* **WORK ITEM**
Pick out the lines below that include the string "Person".

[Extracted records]
····················

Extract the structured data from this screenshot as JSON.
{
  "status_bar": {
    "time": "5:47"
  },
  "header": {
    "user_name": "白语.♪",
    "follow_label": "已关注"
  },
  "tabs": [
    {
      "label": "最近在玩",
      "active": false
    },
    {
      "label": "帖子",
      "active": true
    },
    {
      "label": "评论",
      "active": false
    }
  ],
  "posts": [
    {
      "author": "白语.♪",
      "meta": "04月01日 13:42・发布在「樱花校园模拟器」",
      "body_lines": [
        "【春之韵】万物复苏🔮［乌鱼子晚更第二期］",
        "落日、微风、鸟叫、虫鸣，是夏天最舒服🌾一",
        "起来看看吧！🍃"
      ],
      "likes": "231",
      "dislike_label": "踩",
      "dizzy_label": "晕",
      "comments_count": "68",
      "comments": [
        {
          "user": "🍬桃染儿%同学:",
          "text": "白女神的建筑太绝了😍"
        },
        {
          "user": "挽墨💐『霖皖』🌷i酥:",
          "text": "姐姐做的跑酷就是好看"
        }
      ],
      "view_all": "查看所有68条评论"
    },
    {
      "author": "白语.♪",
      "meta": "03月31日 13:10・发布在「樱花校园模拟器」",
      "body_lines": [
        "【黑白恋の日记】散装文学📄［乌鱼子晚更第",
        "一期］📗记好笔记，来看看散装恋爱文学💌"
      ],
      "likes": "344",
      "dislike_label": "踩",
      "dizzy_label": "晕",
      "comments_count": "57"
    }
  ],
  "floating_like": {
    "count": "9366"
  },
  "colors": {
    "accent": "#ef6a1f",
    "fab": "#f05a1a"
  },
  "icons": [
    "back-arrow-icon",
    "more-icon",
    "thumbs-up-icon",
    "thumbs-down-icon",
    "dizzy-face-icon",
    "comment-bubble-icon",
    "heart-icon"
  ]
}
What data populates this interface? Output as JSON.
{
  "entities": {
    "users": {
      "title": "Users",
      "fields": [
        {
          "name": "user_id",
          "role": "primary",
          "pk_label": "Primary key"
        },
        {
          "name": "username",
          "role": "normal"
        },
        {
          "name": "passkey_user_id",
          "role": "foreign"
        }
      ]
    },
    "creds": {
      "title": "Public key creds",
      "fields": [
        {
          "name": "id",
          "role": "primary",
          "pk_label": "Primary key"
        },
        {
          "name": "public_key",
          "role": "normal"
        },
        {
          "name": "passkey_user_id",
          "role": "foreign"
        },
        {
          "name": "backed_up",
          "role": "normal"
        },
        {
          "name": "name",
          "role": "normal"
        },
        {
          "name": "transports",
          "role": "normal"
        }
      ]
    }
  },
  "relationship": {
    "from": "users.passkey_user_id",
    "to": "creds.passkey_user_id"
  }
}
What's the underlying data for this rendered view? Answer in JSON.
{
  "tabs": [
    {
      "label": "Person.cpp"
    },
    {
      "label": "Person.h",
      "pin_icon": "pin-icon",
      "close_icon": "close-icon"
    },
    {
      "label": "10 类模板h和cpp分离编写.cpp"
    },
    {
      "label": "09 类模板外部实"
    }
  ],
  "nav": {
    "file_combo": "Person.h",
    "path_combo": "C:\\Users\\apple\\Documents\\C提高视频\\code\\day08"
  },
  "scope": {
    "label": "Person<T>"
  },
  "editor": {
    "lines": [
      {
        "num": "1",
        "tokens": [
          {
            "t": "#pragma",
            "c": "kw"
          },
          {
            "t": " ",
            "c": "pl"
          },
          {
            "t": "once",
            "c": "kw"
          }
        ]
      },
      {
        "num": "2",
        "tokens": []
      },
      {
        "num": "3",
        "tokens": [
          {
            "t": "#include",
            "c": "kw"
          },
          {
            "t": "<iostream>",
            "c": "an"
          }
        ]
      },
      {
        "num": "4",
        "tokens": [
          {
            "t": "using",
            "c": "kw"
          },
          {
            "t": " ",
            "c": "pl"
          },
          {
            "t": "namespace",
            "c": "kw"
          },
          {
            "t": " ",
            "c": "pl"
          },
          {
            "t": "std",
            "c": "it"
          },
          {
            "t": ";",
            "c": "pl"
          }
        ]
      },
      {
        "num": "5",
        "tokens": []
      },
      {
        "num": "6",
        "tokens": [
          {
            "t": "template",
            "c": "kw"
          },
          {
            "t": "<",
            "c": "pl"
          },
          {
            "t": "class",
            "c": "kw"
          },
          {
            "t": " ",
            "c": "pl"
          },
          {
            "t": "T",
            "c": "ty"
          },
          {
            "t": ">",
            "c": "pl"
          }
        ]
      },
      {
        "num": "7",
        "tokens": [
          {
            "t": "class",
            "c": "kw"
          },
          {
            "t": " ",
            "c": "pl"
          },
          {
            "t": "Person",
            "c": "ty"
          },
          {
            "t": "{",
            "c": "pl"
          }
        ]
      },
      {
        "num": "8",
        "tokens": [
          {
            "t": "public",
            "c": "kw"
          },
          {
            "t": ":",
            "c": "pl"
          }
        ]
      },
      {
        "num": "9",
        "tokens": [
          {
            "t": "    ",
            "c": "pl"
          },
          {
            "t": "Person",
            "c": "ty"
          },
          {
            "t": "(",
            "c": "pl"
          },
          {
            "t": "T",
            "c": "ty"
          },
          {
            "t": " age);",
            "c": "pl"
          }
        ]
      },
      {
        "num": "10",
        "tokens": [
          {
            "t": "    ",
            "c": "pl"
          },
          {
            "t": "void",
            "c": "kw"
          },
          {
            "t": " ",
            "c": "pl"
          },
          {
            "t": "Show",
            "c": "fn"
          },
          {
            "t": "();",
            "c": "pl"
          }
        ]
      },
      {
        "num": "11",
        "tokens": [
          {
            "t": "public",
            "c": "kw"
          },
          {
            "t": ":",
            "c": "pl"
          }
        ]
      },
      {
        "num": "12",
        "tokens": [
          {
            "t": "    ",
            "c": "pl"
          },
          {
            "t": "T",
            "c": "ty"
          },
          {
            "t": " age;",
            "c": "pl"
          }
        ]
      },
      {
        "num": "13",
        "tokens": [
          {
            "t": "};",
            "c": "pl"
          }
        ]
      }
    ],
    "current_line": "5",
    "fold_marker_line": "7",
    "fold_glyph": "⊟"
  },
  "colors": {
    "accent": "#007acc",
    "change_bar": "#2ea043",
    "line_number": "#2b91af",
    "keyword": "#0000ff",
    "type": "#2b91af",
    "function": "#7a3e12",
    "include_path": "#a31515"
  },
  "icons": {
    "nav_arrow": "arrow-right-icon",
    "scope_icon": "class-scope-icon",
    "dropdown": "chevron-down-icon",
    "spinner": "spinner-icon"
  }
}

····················

* **SOLUTION BELOW**
      "label": "Person.cpp"
      "label": "Person.h",
    "file_combo": "Person.h",
    "label": "Person<T>"
            "t": "Person",
            "t": "Person",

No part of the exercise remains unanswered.